On my first trip, after dropping off a hunter at a private airstrip, my experienced pilot took me toward Taylor. As we headed up Big Creek drainage, he pointed to a small patch of grass, sort of level, hanging off the side of a cliff. Or so it seemed. "That's Soldier Bar Airstrip," he said above the plane noise. My eyes widened.
A month later, in bad weather, I landed there, which ended up being the easiest part of a very uncomfortable flight out of the wilderness.
A few minutes after pointing out Soldier Bar Airstrip, we passed over the research station, turned around, and landed. Although another professor had warned me the landing could be disconcerting because the runway was not straight, there was no need to be nervous. (Once though, we did have to fly back up because a deer walked out on the grassy strip as we prepared to land.)
New Perspectives and Places
Except for that one flight that made me wish for a parachute, I got used to the flights in and out of Taylor. More often than not, it was smooth and even pleasant. Occasionally, the plane bounced a bit, but that always was temporary.
Once, a pilot warned me as we prepared to drop over a ridge. "It's going to get rough." Since he had always seemed imperturbable to me, I prepared for near-certain death. Instead, I felt a mere drop like a roller coaster.
Not many places are so inaccessible. Taylor itself is about 30 miles from the nearest road, so planes are the convenient ways to move. So important and integral are they in this backcountry, the existing airstrips were allowed to remain once this area became part of the National Wilderness Preservation System where such things are typically disallowed. The decision and its continuation remains controversial to some.

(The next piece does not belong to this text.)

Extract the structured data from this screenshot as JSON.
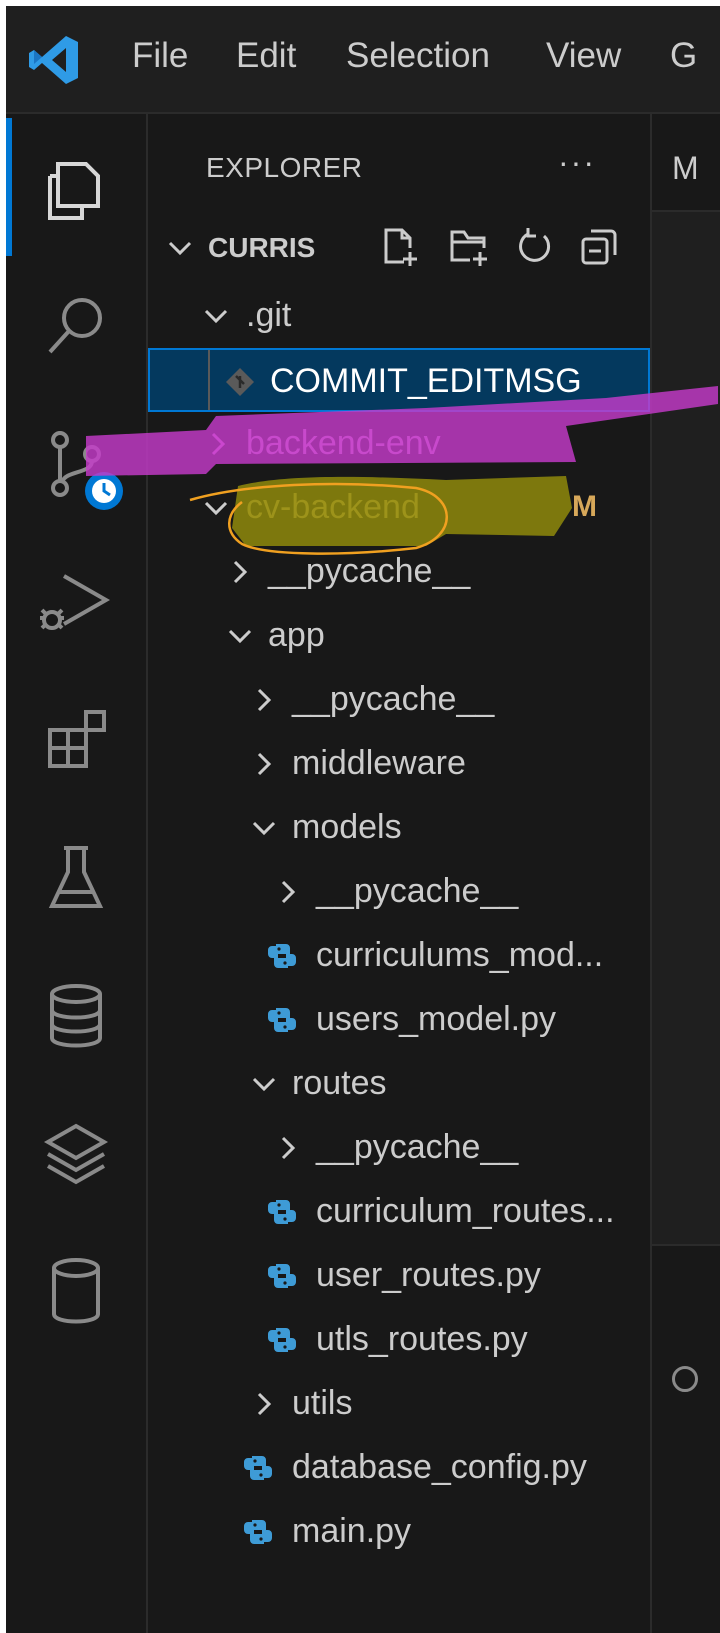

Flying forced me to pay more attention to myself and the surroundings. We can all improve our capacity to attend to the present moment; these plane trips offered great practice. One reason is because every ridge offered a new perspective, if you look. The scale of these mountains—not in terms of height but more their remoteness—forced adjustments of expectations.
Over the five years I participated in the program, I grew to know the research station well. I often focused my attention closely there—the bend in Big Creek, the markings on the nearby cliffs, the sound of wind in the trees, the contrasting colors of bark and leaves and burned trees.
But the literal Over-View from the flights in and out gave me something, too: a way to appreciate the scale of of place and opportunities to practice wide-angled vision.
You can read my earlier newsletter about how teaching in this program required me to stretch beyond my comfort zone here.
I have published two personal essays based on my experiences. This one, published in Weber—The Contemporary West, considers the purpose of education. This one, part of Barzakh Magazine’s special issue “In Nature,” dives deep into this place and its history that goes beyond to become a meditation on time and wilderness itself. (This may be the personal essay I’m most proud of.)
No big articles published this week, but something is in the works. Check back next week.
As always, you can find my books, and books where some of my work is included, at my Bookshop affiliate page (where, if you order, I get a small benefit).
Taking Bearings Next Week
Next week is time for The Classroom. In the Northwest, we are commemorating the 50th anniversary of the Boldt Decision. I plan to write a bit about that landmark case. Stay tuned!